# AIM OF THE TASK
In the entries below, count the lines that contain the word "Juan" and give only that number.

# SOURCE MATERIAL
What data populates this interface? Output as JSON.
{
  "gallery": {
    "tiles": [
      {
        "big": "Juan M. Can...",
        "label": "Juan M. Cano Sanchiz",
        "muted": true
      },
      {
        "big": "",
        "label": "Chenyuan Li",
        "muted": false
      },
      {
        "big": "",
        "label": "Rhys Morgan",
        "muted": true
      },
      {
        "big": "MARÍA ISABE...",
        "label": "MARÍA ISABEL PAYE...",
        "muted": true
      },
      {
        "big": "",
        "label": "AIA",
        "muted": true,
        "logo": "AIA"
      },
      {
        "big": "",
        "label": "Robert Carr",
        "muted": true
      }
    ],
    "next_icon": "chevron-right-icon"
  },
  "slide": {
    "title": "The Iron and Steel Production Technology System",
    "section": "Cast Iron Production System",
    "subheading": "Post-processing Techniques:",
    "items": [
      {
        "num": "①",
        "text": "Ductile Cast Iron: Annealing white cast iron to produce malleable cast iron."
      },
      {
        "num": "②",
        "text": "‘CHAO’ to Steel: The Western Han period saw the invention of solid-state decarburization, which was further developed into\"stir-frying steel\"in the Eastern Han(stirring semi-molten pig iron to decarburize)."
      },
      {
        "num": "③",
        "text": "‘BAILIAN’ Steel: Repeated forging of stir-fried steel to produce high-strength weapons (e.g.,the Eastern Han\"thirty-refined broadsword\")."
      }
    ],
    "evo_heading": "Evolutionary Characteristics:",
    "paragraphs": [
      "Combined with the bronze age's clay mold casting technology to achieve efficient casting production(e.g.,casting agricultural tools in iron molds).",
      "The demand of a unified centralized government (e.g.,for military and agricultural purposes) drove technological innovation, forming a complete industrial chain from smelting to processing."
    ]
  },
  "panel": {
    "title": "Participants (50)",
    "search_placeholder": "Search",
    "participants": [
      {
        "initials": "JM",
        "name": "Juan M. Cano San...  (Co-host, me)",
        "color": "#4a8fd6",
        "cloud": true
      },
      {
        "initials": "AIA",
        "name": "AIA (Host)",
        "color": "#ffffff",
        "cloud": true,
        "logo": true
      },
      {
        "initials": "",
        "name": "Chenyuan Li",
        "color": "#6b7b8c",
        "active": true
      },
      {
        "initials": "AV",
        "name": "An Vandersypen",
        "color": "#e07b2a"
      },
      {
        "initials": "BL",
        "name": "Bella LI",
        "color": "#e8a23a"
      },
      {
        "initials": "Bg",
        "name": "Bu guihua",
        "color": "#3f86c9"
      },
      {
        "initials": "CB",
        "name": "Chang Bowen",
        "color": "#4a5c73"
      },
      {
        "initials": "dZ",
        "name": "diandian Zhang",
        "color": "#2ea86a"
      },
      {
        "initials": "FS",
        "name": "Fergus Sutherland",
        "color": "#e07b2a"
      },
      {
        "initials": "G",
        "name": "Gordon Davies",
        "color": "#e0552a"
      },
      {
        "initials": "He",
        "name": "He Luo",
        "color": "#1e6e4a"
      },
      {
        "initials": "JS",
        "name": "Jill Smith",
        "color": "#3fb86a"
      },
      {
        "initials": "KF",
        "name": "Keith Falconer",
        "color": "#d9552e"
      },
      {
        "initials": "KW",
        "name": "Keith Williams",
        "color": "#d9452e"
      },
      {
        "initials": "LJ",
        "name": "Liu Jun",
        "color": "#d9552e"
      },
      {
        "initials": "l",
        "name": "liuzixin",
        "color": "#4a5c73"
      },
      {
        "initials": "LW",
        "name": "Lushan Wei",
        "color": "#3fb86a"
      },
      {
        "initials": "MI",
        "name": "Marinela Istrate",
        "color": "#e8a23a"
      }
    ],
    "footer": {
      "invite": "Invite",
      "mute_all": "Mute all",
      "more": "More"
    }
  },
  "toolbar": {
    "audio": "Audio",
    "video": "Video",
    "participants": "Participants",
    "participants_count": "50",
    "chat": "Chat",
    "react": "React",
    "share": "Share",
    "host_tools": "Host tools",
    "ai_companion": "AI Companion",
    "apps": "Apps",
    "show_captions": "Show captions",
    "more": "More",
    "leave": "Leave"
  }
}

# ANSWER TO THIS PROBLEM
3